Nothing in the data should be left out, so repeat it all exactly.

══════════

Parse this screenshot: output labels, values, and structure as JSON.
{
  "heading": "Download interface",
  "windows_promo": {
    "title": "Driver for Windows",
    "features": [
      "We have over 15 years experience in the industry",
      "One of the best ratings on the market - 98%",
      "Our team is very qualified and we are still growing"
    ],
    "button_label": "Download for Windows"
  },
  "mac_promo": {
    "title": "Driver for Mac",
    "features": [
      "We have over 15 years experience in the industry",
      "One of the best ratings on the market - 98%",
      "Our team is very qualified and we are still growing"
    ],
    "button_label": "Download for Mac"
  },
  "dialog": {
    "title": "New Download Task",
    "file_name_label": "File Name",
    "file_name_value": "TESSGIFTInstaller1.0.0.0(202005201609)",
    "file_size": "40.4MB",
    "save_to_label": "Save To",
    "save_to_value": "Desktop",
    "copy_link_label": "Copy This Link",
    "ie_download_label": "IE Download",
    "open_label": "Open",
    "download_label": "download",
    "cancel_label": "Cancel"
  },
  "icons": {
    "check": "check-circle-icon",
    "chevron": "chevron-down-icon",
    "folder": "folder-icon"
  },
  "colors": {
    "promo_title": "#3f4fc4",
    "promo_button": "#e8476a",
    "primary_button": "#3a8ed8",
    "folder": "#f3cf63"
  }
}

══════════

■ **Solution to this problem**
Parse this screenshot: output labels, values, and structure as JSON.
{
  "heading": "Download interface",
  "windows_promo": {
    "title": "Driver for Windows",
    "features": [
      "We have over 15 years experience in the industry",
      "One of the best ratings on the market - 98%",
      "Our team is very qualified and we are still growing"
    ],
    "button_label": "Download for Windows"
  },
  "mac_promo": {
    "title": "Driver for Mac",
    "features": [
      "We have over 15 years experience in the industry",
      "One of the best ratings on the market - 98%",
      "Our team is very qualified and we are still growing"
    ],
    "button_label": "Download for Mac"
  },
  "dialog": {
    "title": "New Download Task",
    "file_name_label": "File Name",
    "file_name_value": "TESSGIFTInstaller1.0.0.0(202005201609)",
    "file_size": "40.4MB",
    "save_to_label": "Save To",
    "save_to_value": "Desktop",
    "copy_link_label": "Copy This Link",
    "ie_download_label": "IE Download",
    "open_label": "Open",
    "download_label": "download",
    "cancel_label": "Cancel"
  },
  "icons": {
    "check": "check-circle-icon",
    "chevron": "chevron-down-icon",
    "folder": "folder-icon"
  },
  "colors": {
    "promo_title": "#3f4fc4",
    "promo_button": "#e8476a",
    "primary_button": "#3a8ed8",
    "folder": "#f3cf63"
  }
}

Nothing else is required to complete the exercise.